===== Exercise data

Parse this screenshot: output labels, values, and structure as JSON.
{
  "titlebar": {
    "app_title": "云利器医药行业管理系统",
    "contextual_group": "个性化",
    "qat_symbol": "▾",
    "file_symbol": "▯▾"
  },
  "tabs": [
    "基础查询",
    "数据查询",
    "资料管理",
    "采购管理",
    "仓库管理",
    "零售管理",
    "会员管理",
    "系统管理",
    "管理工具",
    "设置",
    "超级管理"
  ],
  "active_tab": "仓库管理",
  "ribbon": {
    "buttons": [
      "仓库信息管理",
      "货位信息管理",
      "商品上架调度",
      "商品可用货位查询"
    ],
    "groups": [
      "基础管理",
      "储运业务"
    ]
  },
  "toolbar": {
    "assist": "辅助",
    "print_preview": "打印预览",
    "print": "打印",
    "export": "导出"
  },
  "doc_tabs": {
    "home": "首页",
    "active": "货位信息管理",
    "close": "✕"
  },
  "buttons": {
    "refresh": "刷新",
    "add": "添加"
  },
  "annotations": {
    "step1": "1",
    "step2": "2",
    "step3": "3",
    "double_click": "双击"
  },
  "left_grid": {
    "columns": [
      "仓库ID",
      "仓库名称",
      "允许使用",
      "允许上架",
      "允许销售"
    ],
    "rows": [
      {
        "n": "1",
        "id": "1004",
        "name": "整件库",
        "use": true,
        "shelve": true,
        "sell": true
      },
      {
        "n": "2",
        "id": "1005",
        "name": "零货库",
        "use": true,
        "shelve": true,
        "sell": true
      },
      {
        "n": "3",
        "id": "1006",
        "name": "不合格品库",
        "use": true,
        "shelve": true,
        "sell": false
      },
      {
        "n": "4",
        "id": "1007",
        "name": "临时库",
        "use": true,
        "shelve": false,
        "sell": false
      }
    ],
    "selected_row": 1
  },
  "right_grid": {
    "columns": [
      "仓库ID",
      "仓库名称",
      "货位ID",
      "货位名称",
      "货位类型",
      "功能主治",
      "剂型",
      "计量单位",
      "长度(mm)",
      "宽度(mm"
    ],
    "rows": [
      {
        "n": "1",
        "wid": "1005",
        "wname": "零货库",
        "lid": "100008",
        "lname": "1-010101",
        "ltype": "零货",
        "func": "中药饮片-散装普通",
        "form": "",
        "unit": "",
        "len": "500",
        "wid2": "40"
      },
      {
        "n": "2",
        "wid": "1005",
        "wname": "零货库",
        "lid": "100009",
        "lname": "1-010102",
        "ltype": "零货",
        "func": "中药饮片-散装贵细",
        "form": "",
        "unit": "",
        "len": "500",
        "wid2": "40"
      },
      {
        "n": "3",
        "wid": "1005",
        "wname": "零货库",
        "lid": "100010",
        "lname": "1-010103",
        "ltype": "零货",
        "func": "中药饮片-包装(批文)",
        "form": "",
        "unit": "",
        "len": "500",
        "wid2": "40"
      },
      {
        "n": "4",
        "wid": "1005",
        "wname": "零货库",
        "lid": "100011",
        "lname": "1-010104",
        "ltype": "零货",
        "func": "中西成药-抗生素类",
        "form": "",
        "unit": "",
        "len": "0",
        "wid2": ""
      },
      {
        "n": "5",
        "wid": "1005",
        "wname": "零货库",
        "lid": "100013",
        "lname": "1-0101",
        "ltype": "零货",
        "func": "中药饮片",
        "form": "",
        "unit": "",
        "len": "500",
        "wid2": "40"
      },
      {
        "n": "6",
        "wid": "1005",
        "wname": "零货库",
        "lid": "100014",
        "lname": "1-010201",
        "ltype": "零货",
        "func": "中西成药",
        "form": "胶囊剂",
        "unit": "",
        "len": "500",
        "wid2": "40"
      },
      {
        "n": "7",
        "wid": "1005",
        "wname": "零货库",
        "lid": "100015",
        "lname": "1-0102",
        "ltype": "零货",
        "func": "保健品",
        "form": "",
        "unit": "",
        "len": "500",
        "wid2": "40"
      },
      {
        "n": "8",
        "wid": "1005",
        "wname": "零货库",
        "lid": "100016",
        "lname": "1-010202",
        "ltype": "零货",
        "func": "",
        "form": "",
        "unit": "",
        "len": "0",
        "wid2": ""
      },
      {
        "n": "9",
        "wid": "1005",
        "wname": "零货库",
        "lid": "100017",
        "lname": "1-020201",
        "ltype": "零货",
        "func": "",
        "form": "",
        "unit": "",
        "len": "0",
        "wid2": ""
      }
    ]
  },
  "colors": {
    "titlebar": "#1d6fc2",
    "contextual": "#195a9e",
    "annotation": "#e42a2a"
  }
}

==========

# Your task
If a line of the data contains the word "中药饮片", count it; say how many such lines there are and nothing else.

# Written answer
4